Our over-educated and under-employed workforce would do well to consider what the son of business friend chose for a career. At a time when parents and educators are force-feeding young people a steady diet of university fare, our friend’s son chose to become a plumber. He’s been fully-employed in this line of work for more than ten years now, progressing through a four-year apprenticeship that included college courses, job training and practical experience. He’s now a Project Manager for a mechanical contractor, responsible for overseeing and managing the work performed by others.
We’ve been hearing for years about shortages in skilled trades. It was a constant concern when I worked for EllisDon and time hasn’t improved the situation. Anyone who chooses to become a plumber, electrician, carpenter, mechanic, bricklayer, painter, drywaller or other skilled trades person can be assured of full-time work for the rest of his or her life regardless of where they live. These jobs are important in the world of business and are not limited to large urban centres. Skilled workers can work full-time wherever they live, in small communities or large cities. Their skills are always in demand and in short supply.
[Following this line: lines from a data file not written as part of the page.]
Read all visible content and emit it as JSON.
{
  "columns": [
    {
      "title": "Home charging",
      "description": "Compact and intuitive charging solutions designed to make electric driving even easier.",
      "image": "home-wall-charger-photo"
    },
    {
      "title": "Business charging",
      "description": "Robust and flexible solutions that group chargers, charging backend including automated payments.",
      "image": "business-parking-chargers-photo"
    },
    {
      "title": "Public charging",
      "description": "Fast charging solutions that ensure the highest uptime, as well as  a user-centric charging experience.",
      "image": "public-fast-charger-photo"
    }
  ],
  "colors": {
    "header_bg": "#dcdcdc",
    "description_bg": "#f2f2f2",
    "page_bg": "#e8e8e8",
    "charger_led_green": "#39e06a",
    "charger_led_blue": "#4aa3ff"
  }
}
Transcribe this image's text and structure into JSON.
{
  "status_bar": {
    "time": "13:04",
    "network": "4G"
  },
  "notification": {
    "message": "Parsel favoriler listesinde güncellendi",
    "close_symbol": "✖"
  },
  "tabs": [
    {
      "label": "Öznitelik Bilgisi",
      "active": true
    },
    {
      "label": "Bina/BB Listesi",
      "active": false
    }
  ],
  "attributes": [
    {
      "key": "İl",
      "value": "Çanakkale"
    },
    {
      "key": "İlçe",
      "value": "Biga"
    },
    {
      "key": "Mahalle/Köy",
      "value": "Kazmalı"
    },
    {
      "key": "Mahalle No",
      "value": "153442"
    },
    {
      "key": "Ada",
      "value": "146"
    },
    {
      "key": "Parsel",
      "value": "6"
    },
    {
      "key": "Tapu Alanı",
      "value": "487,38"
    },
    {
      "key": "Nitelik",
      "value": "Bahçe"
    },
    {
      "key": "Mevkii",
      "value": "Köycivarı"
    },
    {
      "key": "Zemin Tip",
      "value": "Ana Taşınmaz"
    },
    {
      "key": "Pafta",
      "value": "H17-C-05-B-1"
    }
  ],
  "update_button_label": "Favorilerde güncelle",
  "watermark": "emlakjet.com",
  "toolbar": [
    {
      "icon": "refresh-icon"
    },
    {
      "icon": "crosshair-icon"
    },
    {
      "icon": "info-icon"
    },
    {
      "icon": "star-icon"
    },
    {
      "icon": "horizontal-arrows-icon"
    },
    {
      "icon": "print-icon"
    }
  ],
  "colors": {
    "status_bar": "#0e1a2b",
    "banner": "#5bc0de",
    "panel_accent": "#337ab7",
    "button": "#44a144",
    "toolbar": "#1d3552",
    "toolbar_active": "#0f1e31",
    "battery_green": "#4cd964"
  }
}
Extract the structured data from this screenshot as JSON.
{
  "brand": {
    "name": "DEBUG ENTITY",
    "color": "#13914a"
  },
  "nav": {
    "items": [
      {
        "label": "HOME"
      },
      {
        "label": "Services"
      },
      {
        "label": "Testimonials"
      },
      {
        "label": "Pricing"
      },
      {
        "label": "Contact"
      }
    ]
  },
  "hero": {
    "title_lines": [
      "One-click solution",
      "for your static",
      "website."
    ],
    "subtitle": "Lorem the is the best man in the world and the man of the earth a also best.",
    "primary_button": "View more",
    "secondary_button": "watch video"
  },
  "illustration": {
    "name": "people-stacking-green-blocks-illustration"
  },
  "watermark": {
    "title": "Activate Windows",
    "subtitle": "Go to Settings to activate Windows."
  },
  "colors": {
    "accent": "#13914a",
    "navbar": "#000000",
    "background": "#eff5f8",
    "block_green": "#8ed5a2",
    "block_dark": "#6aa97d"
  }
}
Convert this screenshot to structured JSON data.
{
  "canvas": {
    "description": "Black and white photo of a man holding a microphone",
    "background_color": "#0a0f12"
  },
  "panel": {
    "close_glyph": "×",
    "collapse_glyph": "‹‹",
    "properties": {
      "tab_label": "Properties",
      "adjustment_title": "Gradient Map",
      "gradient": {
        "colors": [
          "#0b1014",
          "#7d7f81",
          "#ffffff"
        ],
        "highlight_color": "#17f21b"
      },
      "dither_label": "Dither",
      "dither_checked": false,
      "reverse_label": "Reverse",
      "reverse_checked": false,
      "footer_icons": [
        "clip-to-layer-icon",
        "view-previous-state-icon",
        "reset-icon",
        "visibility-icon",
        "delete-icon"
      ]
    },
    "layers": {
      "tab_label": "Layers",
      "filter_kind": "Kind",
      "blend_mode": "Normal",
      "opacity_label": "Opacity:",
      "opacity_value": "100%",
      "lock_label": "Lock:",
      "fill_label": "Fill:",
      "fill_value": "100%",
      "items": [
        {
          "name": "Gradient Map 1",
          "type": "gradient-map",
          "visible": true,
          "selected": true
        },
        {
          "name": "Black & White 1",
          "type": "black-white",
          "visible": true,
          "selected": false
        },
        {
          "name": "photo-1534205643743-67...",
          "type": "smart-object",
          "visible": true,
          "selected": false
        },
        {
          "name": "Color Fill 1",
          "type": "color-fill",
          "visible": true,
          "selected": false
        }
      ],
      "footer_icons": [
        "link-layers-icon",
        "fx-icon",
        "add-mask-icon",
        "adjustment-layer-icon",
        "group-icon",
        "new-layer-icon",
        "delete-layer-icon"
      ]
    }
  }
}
One of the major benefits of employment in the skilled trades is financial. Just consider what you have to pay a plumber to visit your home to replace the seal on your toilet, a painter to redecorate your main floor or an electrician to install a new ceiling fixture in your diningroom. And we’ve all had heart-stopping bills from the mechanic who maintains our vehicle.
Isn’t it time we stopped funneling everyone into university and directed them instead to the many options available in skilled fields? Consider the benefits:
- Full employment, either with an established firm or self-employment.
- Mobility, whether the individual prefers small-town life or life in the city, across the country.
- Financial security. Hourly rates are lucrative and if unionized, benefits are plentiful.
- Flexibility in working hours.
- Flexibility in type of work, whether you want to work indoors or outdoors, on commercial or residential, on production or custom projects.
- You’ll be everyone’s friend. We’d all love to have a plumber, electrician, carpenter or mechanic in our circle.
- Mate bait. Having a skilled trades person as a partner makes for a happier home life.
- Growth potential. Whether working for someone else or self-employed, opportunities are abundant for bright, ambitious individuals to advance their careers into supervisory, administrative or entrepreneurial positions.
Ask your under-employed friends and relatives to give it some thought. And skilled work isn’t limited to the construction trades. Wouldn’t it be great to have a baker, a hairdresser, chef or telecommunications person in the family? The benefits are undeniable and last a lifetime.